YOUR TASK:
Each line that includes the word "this" should be copied from the records.

(Element data from apps and pages)
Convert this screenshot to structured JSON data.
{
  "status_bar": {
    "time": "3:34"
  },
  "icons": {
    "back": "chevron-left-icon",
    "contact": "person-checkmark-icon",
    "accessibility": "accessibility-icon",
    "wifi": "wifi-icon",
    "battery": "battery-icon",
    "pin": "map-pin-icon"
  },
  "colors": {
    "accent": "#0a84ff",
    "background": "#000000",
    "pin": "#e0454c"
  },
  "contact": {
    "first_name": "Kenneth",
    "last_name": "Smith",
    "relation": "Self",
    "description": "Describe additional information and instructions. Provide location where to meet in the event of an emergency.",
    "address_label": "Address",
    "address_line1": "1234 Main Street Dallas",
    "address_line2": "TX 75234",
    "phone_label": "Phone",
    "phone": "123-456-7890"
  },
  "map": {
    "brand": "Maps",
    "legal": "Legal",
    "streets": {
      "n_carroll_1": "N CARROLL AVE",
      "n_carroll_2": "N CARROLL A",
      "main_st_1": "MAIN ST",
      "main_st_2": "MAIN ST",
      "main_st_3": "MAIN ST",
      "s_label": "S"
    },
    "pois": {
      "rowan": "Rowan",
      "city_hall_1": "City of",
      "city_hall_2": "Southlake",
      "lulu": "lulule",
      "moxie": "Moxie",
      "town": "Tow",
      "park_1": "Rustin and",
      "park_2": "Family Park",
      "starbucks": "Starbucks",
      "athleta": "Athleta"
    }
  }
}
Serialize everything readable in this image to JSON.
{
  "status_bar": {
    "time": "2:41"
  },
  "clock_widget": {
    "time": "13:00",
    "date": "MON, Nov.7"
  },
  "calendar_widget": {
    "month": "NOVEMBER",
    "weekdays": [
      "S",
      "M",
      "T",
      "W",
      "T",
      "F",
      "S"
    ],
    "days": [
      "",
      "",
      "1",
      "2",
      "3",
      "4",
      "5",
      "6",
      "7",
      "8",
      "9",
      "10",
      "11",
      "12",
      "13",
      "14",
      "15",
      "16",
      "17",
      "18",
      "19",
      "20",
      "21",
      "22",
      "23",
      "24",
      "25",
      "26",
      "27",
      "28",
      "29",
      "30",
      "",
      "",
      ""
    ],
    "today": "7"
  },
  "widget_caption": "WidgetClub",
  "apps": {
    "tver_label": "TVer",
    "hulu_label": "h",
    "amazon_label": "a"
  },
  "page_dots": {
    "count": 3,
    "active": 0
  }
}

RESPONSE TO THE EXERCISE:
Convert this screenshot to structured JSON data.
Serialize everything readable in this image to JSON.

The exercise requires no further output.